Rensselaer Creates Course Program Focused on Training in Micro and Nanofabrication Cleanroom Technology

Rensselaer Polytechnic Institute (RPI) has a long history of training the next generation for career preparedness. With signing of the $250 billion CHIPS and Science Act, the U.S. need for career preparedness has never been greater. The new BYOND – Build Your Own NanoDevice — curriculum at RPI is an interdisciplinary program that invites students from the School of Engineering and the School of Science to work side by side in the lab and classroom. The increasing demand for nanotechnology and semiconductors creates a need for more advanced cleanroom operations.

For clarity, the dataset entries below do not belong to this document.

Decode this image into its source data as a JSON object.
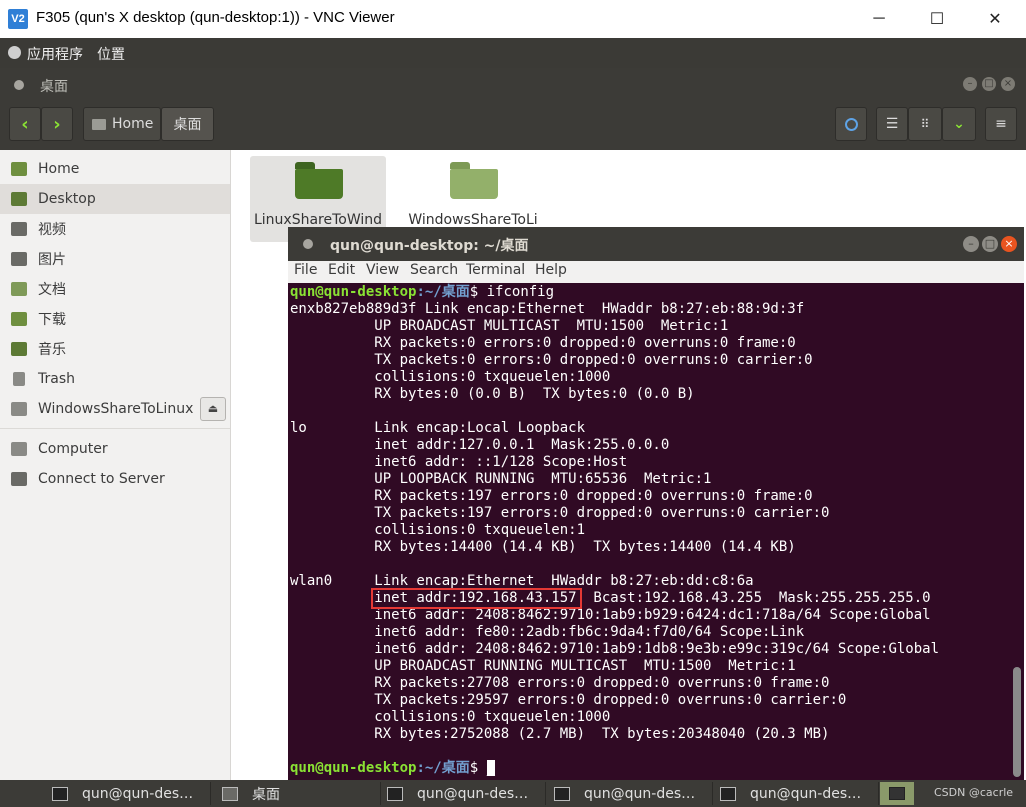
{
  "window": {
    "title": "F305 (qun's X desktop (qun-desktop:1)) - VNC Viewer",
    "app_logo": "V2",
    "minimize": "─",
    "maximize": "☐",
    "close": "✕"
  },
  "top_panel": {
    "applications": "应用程序",
    "places": "位置"
  },
  "file_manager": {
    "title": "桌面",
    "breadcrumb": [
      "Home",
      "桌面"
    ],
    "sidebar": [
      {
        "label": "Home",
        "icon": "home-icon"
      },
      {
        "label": "Desktop",
        "icon": "desktop-icon",
        "selected": true
      },
      {
        "label": "视频",
        "icon": "video-icon"
      },
      {
        "label": "图片",
        "icon": "pictures-icon"
      },
      {
        "label": "文档",
        "icon": "documents-icon"
      },
      {
        "label": "下载",
        "icon": "downloads-icon"
      },
      {
        "label": "音乐",
        "icon": "music-icon"
      },
      {
        "label": "Trash",
        "icon": "trash-icon"
      },
      {
        "label": "WindowsShareToLinux",
        "icon": "drive-icon"
      },
      {
        "label": "Computer",
        "icon": "computer-icon"
      },
      {
        "label": "Connect to Server",
        "icon": "server-icon"
      }
    ],
    "folders": [
      {
        "name": "LinuxShareToWind"
      },
      {
        "name": "WindowsShareToLi"
      }
    ]
  },
  "terminal": {
    "title": "qun@qun-desktop: ~/桌面",
    "menu": [
      "File",
      "Edit",
      "View",
      "Search",
      "Terminal",
      "Help"
    ],
    "prompt_user": "qun@qun-desktop",
    "prompt_path": ":~/桌面",
    "prompt_symbol": "$",
    "command": " ifconfig",
    "output_lines": [
      "enxb827eb889d3f Link encap:Ethernet  HWaddr b8:27:eb:88:9d:3f",
      "          UP BROADCAST MULTICAST  MTU:1500  Metric:1",
      "          RX packets:0 errors:0 dropped:0 overruns:0 frame:0",
      "          TX packets:0 errors:0 dropped:0 overruns:0 carrier:0",
      "          collisions:0 txqueuelen:1000",
      "          RX bytes:0 (0.0 B)  TX bytes:0 (0.0 B)",
      "",
      "lo        Link encap:Local Loopback",
      "          inet addr:127.0.0.1  Mask:255.0.0.0",
      "          inet6 addr: ::1/128 Scope:Host",
      "          UP LOOPBACK RUNNING  MTU:65536  Metric:1",
      "          RX packets:197 errors:0 dropped:0 overruns:0 frame:0",
      "          TX packets:197 errors:0 dropped:0 overruns:0 carrier:0",
      "          collisions:0 txqueuelen:1",
      "          RX bytes:14400 (14.4 KB)  TX bytes:14400 (14.4 KB)",
      "",
      "wlan0     Link encap:Ethernet  HWaddr b8:27:eb:dd:c8:6a",
      "          inet addr:192.168.43.157  Bcast:192.168.43.255  Mask:255.255.255.0",
      "          inet6 addr: 2408:8462:9710:1ab9:b929:6424:dc1:718a/64 Scope:Global",
      "          inet6 addr: fe80::2adb:fb6c:9da4:f7d0/64 Scope:Link",
      "          inet6 addr: 2408:8462:9710:1ab9:1db8:9e3b:e99c:319c/64 Scope:Global",
      "          UP BROADCAST RUNNING MULTICAST  MTU:1500  Metric:1",
      "          RX packets:27708 errors:0 dropped:0 overruns:0 frame:0",
      "          TX packets:29597 errors:0 dropped:0 overruns:0 carrier:0",
      "          collisions:0 txqueuelen:1000",
      "          RX bytes:2752088 (2.7 MB)  TX bytes:20348040 (20.3 MB)",
      ""
    ],
    "highlighted_text": "inet addr:192.168.43.157",
    "highlight_color": "#e53935"
  },
  "taskbar": {
    "tasks": [
      {
        "label": "qun@qun-des…",
        "icon": "terminal-icon"
      },
      {
        "label": "桌面",
        "icon": "file-manager-icon"
      },
      {
        "label": "qun@qun-des…",
        "icon": "terminal-icon"
      },
      {
        "label": "qun@qun-des…",
        "icon": "terminal-icon"
      },
      {
        "label": "qun@qun-des…",
        "icon": "terminal-icon"
      }
    ],
    "watermark": "CSDN @cacrle"
  },
  "colors": {
    "terminal_bg": "#300a24",
    "prompt_user": "#8ae234",
    "prompt_path": "#729fcf",
    "folder_green": "#4e7a27"
  }
}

At RPI, the Micro and Nanofabrication Clean Room (MNCR) facility within the Center for Materials, Devices, and Integrated Systems (CMDIS) is offering the BYOND program for undergraduate students to start building a foundation and training for this career path. 

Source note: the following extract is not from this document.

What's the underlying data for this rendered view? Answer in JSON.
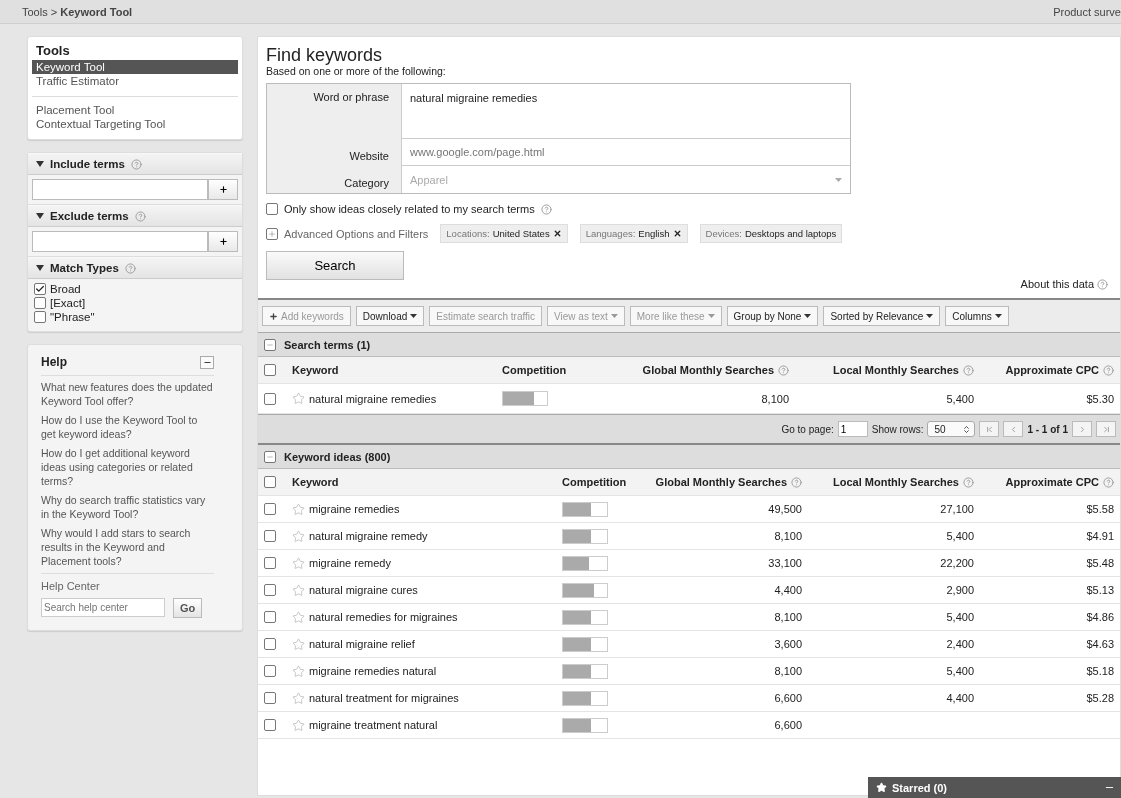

“With the signing of the $250 billion CHIPS and Science Act in August 2022, the U.S. is committed to investing in the domestic semiconductor manufacturing industry and the supporting industries,” said Robert Hull, acting vice president for research and director of CMDIS. “As a leading research university, RPI has always been committed to workforce training and real-world teaching. Our extensive labs and real-world partnerships have created strong pathways from higher ed to industry. BYOND is one more example of RPI’s commitment to supporting the bridge between higher ed and industry.”

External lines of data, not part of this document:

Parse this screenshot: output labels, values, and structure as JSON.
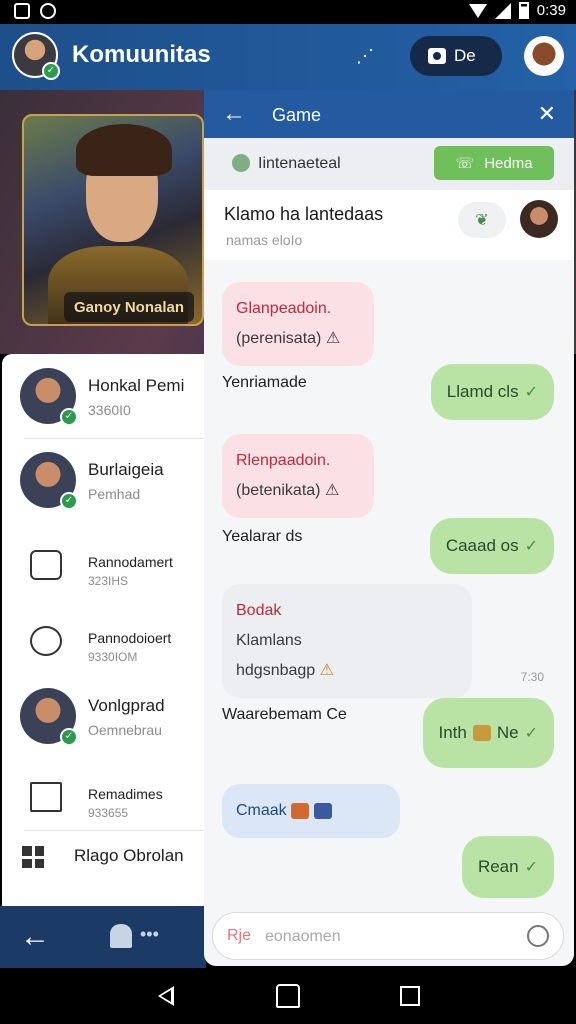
{
  "status_bar": {
    "time": "0:39"
  },
  "app_header": {
    "title": "Komuunitas",
    "pill_label": "De"
  },
  "hero": {
    "label": "Ganoy Nonalan"
  },
  "sidebar": {
    "items": [
      {
        "title": "Honkal Pemi",
        "subtitle": "3360I0"
      },
      {
        "title": "Burlaigeia",
        "subtitle": "Pemhad"
      },
      {
        "title": "Rannodamert",
        "subtitle": "323IHS"
      },
      {
        "title": "Pannodoioert",
        "subtitle": "9330IOM"
      },
      {
        "title": "Vonlgprad",
        "subtitle": "Oemnebrau"
      },
      {
        "title": "Remadimes",
        "subtitle": "933655"
      }
    ],
    "last_item": "Rlago Obrolan"
  },
  "chat": {
    "title": "Game",
    "filter_label": "Iintenaeteal",
    "filter_button": "Hedma",
    "contact_name": "Klamo ha lantedaas",
    "contact_sub": "namas eloIo",
    "messages": [
      {
        "header": "Glanpeadoin.",
        "body": "(perenisata) ⚠"
      },
      {
        "sender": "Yenriamade",
        "reply": "Llamd cls"
      },
      {
        "header": "Rlenpaadoin.",
        "body": "(betenikata) ⚠"
      },
      {
        "sender": "Yealarar ds",
        "reply": "Caaad os"
      },
      {
        "header": "Bodak",
        "body1": "Klamlans",
        "body2": "hdgsnbagp",
        "time": "7:30"
      },
      {
        "sender": "Waarebemam Ce",
        "reply": "Inth",
        "reply2": "Ne"
      },
      {
        "blue_text": "Cmaak",
        "reply": "Rean"
      }
    ],
    "input_prefix": "Rje",
    "input_placeholder": "eonaomen"
  }
}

BYOND will introduce microfabrication and analysis concepts to undergraduate students. The program will offer four modules with each module running over a four-week period and will span two consecutive semesters to offer an immersive learning. Weekly extended lab sessions will be combined with classroom instruction under the supervision of Bryant Colwill, director of MNCR. BYOND will offer students training that can be applied to the growing semiconductor and electronic devices industries, as well as the pharmaceutical, medical, optical, solar, and aerospace industries, which all require cleanroom technology.